[App and web page records]
::::::::::

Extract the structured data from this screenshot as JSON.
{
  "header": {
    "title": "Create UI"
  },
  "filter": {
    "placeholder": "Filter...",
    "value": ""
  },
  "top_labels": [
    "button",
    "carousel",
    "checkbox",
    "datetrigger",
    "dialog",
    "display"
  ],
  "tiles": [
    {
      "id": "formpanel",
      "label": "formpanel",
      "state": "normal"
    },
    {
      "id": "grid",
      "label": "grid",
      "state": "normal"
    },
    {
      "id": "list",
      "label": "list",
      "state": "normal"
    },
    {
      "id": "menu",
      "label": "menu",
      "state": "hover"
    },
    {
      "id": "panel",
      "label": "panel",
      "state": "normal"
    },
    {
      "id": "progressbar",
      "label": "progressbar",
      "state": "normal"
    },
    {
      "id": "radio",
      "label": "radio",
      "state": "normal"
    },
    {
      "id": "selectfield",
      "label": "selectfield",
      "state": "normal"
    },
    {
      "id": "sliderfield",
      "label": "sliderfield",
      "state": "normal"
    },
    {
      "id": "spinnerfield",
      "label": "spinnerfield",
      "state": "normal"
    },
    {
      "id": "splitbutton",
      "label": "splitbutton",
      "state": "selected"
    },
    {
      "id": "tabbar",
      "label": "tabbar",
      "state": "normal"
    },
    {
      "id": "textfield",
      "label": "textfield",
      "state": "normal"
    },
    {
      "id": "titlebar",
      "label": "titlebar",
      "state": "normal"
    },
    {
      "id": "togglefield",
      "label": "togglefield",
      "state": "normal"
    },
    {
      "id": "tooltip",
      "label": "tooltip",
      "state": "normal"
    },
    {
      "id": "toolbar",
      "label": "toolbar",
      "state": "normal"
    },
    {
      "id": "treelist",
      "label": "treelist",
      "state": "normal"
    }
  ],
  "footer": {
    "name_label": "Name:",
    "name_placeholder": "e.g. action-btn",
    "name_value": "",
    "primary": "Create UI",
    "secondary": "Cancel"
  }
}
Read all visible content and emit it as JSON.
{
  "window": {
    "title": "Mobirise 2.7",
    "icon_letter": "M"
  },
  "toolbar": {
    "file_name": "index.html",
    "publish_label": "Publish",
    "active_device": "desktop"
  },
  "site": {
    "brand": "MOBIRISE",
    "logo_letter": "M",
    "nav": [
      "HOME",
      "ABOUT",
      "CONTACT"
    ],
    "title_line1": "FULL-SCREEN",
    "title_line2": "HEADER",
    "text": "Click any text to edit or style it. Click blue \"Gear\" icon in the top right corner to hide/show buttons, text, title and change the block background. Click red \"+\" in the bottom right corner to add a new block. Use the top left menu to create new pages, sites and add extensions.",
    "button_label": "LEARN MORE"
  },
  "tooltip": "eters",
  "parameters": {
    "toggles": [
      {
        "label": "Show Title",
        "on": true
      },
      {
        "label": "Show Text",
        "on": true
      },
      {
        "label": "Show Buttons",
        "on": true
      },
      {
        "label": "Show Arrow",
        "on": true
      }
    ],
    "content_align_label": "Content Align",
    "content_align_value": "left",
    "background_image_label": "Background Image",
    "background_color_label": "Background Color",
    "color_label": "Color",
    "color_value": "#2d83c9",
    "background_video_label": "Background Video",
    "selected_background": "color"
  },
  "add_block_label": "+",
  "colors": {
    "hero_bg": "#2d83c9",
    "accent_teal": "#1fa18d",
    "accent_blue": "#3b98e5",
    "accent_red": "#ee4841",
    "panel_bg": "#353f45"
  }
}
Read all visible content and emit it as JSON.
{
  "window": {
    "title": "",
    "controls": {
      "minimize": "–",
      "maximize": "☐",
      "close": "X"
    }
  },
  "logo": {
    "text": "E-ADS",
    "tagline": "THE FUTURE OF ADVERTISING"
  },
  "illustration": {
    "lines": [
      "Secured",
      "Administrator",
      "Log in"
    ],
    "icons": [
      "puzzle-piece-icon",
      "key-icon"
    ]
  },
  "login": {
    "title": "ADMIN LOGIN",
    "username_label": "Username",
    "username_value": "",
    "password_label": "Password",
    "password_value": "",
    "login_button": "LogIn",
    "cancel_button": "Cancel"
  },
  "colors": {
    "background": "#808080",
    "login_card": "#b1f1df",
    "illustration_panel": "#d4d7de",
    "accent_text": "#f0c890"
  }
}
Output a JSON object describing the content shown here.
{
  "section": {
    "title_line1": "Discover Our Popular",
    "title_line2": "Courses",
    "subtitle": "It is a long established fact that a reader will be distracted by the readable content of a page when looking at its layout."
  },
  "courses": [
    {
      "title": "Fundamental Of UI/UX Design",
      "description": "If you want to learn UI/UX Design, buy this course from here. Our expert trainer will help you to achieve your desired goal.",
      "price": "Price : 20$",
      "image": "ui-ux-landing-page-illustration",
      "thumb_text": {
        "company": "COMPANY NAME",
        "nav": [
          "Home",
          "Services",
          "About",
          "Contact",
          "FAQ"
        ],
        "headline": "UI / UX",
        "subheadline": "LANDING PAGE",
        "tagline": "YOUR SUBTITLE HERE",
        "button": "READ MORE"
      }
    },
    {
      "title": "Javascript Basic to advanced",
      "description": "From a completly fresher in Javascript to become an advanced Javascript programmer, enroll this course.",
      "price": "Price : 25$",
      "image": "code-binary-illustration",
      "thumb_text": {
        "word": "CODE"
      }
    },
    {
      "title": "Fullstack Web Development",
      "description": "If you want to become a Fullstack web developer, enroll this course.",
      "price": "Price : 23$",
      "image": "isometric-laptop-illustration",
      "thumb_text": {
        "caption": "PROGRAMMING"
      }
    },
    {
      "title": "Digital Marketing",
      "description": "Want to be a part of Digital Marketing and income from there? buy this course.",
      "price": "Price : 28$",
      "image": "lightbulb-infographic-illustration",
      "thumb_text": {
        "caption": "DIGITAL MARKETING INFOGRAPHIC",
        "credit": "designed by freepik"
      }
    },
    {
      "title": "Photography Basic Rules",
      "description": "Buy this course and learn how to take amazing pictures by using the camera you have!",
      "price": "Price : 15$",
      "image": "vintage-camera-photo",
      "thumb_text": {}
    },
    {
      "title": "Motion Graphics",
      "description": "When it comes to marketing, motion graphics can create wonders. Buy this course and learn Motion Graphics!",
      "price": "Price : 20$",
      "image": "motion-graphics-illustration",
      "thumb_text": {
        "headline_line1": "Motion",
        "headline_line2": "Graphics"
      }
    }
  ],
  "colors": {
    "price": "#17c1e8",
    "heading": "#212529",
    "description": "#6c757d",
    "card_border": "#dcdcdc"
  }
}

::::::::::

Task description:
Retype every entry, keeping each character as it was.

Expected output:
Extract the structured data from this screenshot as JSON.
{
  "header": {
    "title": "Create UI"
  },
  "filter": {
    "placeholder": "Filter...",
    "value": ""
  },
  "top_labels": [
    "button",
    "carousel",
    "checkbox",
    "datetrigger",
    "dialog",
    "display"
  ],
  "tiles": [
    {
      "id": "formpanel",
      "label": "formpanel",
      "state": "normal"
    },
    {
      "id": "grid",
      "label": "grid",
      "state": "normal"
    },
    {
      "id": "list",
      "label": "list",
      "state": "normal"
    },
    {
      "id": "menu",
      "label": "menu",
      "state": "hover"
    },
    {
      "id": "panel",
      "label": "panel",
      "state": "normal"
    },
    {
      "id": "progressbar",
      "label": "progressbar",
      "state": "normal"
    },
    {
      "id": "radio",
      "label": "radio",
      "state": "normal"
    },
    {
      "id": "selectfield",
      "label": "selectfield",
      "state": "normal"
    },
    {
      "id": "sliderfield",
      "label": "sliderfield",
      "state": "normal"
    },
    {
      "id": "spinnerfield",
      "label": "spinnerfield",
      "state": "normal"
    },
    {
      "id": "splitbutton",
      "label": "splitbutton",
      "state": "selected"
    },
    {
      "id": "tabbar",
      "label": "tabbar",
      "state": "normal"
    },
    {
      "id": "textfield",
      "label": "textfield",
      "state": "normal"
    },
    {
      "id": "titlebar",
      "label": "titlebar",
      "state": "normal"
    },
    {
      "id": "togglefield",
      "label": "togglefield",
      "state": "normal"
    },
    {
      "id": "tooltip",
      "label": "tooltip",
      "state": "normal"
    },
    {
      "id": "toolbar",
      "label": "toolbar",
      "state": "normal"
    },
    {
      "id": "treelist",
      "label": "treelist",
      "state": "normal"
    }
  ],
  "footer": {
    "name_label": "Name:",
    "name_placeholder": "e.g. action-btn",
    "name_value": "",
    "primary": "Create UI",
    "secondary": "Cancel"
  }
}
Read all visible content and emit it as JSON.
{
  "window": {
    "title": "Mobirise 2.7",
    "icon_letter": "M"
  },
  "toolbar": {
    "file_name": "index.html",
    "publish_label": "Publish",
    "active_device": "desktop"
  },
  "site": {
    "brand": "MOBIRISE",
    "logo_letter": "M",
    "nav": [
      "HOME",
      "ABOUT",
      "CONTACT"
    ],
    "title_line1": "FULL-SCREEN",
    "title_line2": "HEADER",
    "text": "Click any text to edit or style it. Click blue \"Gear\" icon in the top right corner to hide/show buttons, text, title and change the block background. Click red \"+\" in the bottom right corner to add a new block. Use the top left menu to create new pages, sites and add extensions.",
    "button_label": "LEARN MORE"
  },
  "tooltip": "eters",
  "parameters": {
    "toggles": [
      {
        "label": "Show Title",
        "on": true
      },
      {
        "label": "Show Text",
        "on": true
      },
      {
        "label": "Show Buttons",
        "on": true
      },
      {
        "label": "Show Arrow",
        "on": true
      }
    ],
    "content_align_label": "Content Align",
    "content_align_value": "left",
    "background_image_label": "Background Image",
    "background_color_label": "Background Color",
    "color_label": "Color",
    "color_value": "#2d83c9",
    "background_video_label": "Background Video",
    "selected_background": "color"
  },
  "add_block_label": "+",
  "colors": {
    "hero_bg": "#2d83c9",
    "accent_teal": "#1fa18d",
    "accent_blue": "#3b98e5",
    "accent_red": "#ee4841",
    "panel_bg": "#353f45"
  }
}
Read all visible content and emit it as JSON.
{
  "window": {
    "title": "",
    "controls": {
      "minimize": "–",
      "maximize": "☐",
      "close": "X"
    }
  },
  "logo": {
    "text": "E-ADS",
    "tagline": "THE FUTURE OF ADVERTISING"
  },
  "illustration": {
    "lines": [
      "Secured",
      "Administrator",
      "Log in"
    ],
    "icons": [
      "puzzle-piece-icon",
      "key-icon"
    ]
  },
  "login": {
    "title": "ADMIN LOGIN",
    "username_label": "Username",
    "username_value": "",
    "password_label": "Password",
    "password_value": "",
    "login_button": "LogIn",
    "cancel_button": "Cancel"
  },
  "colors": {
    "background": "#808080",
    "login_card": "#b1f1df",
    "illustration_panel": "#d4d7de",
    "accent_text": "#f0c890"
  }
}
Output a JSON object describing the content shown here.
{
  "section": {
    "title_line1": "Discover Our Popular",
    "title_line2": "Courses",
    "subtitle": "It is a long established fact that a reader will be distracted by the readable content of a page when looking at its layout."
  },
  "courses": [
    {
      "title": "Fundamental Of UI/UX Design",
      "description": "If you want to learn UI/UX Design, buy this course from here. Our expert trainer will help you to achieve your desired goal.",
      "price": "Price : 20$",
      "image": "ui-ux-landing-page-illustration",
      "thumb_text": {
        "company": "COMPANY NAME",
        "nav": [
          "Home",
          "Services",
          "About",
          "Contact",
          "FAQ"
        ],
        "headline": "UI / UX",
        "subheadline": "LANDING PAGE",
        "tagline": "YOUR SUBTITLE HERE",
        "button": "READ MORE"
      }
    },
    {
      "title": "Javascript Basic to advanced",
      "description": "From a completly fresher in Javascript to become an advanced Javascript programmer, enroll this course.",
      "price": "Price : 25$",
      "image": "code-binary-illustration",
      "thumb_text": {
        "word": "CODE"
      }
    },
    {
      "title": "Fullstack Web Development",
      "description": "If you want to become a Fullstack web developer, enroll this course.",
      "price": "Price : 23$",
      "image": "isometric-laptop-illustration",
      "thumb_text": {
        "caption": "PROGRAMMING"
      }
    },
    {
      "title": "Digital Marketing",
      "description": "Want to be a part of Digital Marketing and income from there? buy this course.",
      "price": "Price : 28$",
      "image": "lightbulb-infographic-illustration",
      "thumb_text": {
        "caption": "DIGITAL MARKETING INFOGRAPHIC",
        "credit": "designed by freepik"
      }
    },
    {
      "title": "Photography Basic Rules",
      "description": "Buy this course and learn how to take amazing pictures by using the camera you have!",
      "price": "Price : 15$",
      "image": "vintage-camera-photo",
      "thumb_text": {}
    },
    {
      "title": "Motion Graphics",
      "description": "When it comes to marketing, motion graphics can create wonders. Buy this course and learn Motion Graphics!",
      "price": "Price : 20$",
      "image": "motion-graphics-illustration",
      "thumb_text": {
        "headline_line1": "Motion",
        "headline_line2": "Graphics"
      }
    }
  ],
  "colors": {
    "price": "#17c1e8",
    "heading": "#212529",
    "description": "#6c757d",
    "card_border": "#dcdcdc"
  }
}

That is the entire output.